NASA spends a lot of time researching the Earth and its surrounding space environment. One particular feature of interest are the Van Allen belts, so much so that NASA built special probes to study them! They’ve now discovered a protective bubble they believe has been generated by human transmissions in the VLF range.
VLF transmissions cover the 3-30 kHz range, and thus bandwidth is highly limited. VLF hardware is primarily used to communicate with submarines, often to remind them that, yes, everything is still fine and there’s no need to launch the nukes yet. It’s also used for navigation and broadcasting time signals.
It seems that this human transmission has created a barrier of sorts in the atmosphere that protects it against radiation from space. Interestingly, the outward edge of this “VLF Bubble” seems to correspond very closely with the innermost edge of the Van Allen belts caused by Earth’s magnetic field. What’s more, the inner limit of the Van Allan belts now appears to be much farther away from the Earth’s surface than it was in the 1960s, which suggests that man-made VLF transmissions could be responsible for pushing the boundary outwards.

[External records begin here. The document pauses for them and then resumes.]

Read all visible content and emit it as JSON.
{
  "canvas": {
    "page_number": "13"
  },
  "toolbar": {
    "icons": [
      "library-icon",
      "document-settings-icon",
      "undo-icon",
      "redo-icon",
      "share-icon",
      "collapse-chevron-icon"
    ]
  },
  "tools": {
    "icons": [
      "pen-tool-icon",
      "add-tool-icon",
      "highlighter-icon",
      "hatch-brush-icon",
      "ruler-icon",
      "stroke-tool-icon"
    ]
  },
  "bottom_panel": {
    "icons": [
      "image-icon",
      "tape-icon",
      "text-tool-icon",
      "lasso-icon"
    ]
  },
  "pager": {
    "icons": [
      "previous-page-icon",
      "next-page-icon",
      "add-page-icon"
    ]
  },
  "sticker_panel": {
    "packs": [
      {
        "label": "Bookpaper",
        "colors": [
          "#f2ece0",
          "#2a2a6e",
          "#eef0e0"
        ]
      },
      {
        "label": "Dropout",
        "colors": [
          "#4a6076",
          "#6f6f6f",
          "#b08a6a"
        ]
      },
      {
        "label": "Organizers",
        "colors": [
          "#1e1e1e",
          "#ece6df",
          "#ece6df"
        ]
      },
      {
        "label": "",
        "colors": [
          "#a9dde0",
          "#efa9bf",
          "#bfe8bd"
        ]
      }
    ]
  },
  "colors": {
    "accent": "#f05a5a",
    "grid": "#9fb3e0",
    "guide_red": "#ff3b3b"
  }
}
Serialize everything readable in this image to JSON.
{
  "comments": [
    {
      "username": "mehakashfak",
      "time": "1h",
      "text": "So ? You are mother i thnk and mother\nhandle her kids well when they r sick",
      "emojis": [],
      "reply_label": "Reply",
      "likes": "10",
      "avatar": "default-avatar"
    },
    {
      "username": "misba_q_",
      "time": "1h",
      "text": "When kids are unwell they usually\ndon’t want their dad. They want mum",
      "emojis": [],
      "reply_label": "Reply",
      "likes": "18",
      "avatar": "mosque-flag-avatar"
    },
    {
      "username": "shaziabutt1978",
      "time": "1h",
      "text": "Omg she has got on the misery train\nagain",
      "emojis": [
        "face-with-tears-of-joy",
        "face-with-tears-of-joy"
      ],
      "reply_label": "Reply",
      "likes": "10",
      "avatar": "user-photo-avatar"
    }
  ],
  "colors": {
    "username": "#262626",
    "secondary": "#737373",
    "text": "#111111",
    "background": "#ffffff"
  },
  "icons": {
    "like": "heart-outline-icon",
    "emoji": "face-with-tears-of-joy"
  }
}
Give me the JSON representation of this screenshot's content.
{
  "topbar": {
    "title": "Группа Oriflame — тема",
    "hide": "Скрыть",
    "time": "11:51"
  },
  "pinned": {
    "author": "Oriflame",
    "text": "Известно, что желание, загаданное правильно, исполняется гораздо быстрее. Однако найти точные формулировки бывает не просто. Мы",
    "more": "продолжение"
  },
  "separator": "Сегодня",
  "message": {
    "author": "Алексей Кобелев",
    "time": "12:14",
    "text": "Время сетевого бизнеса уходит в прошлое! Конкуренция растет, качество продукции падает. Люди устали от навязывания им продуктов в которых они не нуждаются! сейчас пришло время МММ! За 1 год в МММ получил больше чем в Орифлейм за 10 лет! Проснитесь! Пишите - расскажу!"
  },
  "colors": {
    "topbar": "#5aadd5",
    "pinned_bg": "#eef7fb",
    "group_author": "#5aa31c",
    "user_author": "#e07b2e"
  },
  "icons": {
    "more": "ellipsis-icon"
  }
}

Continue reading “Humans May Have Accidentally Created a Radiation Shield Around Earth”
Is your ham radio rig made of iron and steel? Is it mechanically driven? Classified as a World Heritage Site? We didn’t think so. But if you’d like to tune in one that is, or if you’re just a ham radio geek in need of a bizarre challenge, don’t miss Alexanderson Day 2015 tomorrow, Sunday, June 28th
The Alexanderson Transmitter design dates back to around 1910, before any of the newfangled tube technology had been invented. Weighing in at around 50 tons, the monster powering the Varberg Radio Station is essentially a high-speed alternator — a generator that puts out 17.2 kHz instead of the 50-60 Hz that the electric companies give us today.
Most of the challenge in receiving the Alexanderson transmitter broadcasts are due to this very low broadcast frequency; your antenna is not long enough. If you’re in Europe, it’s a lot easier because the station, SAQ, is located in Sweden. But given that the original purpose of these behemoths was transcontinental Morse code transmission, it only seems sporting to try to pick it up in the USA. East Coasters are well situated to give it a shot.
And of course, there’s an app for that. The original SAQrx VLF Receiver and the extended version both use your computer’s sound card and FFTs to extract the probably weak signal from the noise.
We scouted around the net for an antenna design and didn’t come up with anything more concrete than “few hundred turns of wire in a coil” plugged into the mic input. If anyone has an optimized antenna design for this frequency, post up in the comments?
Thanks [Martin] for the tip!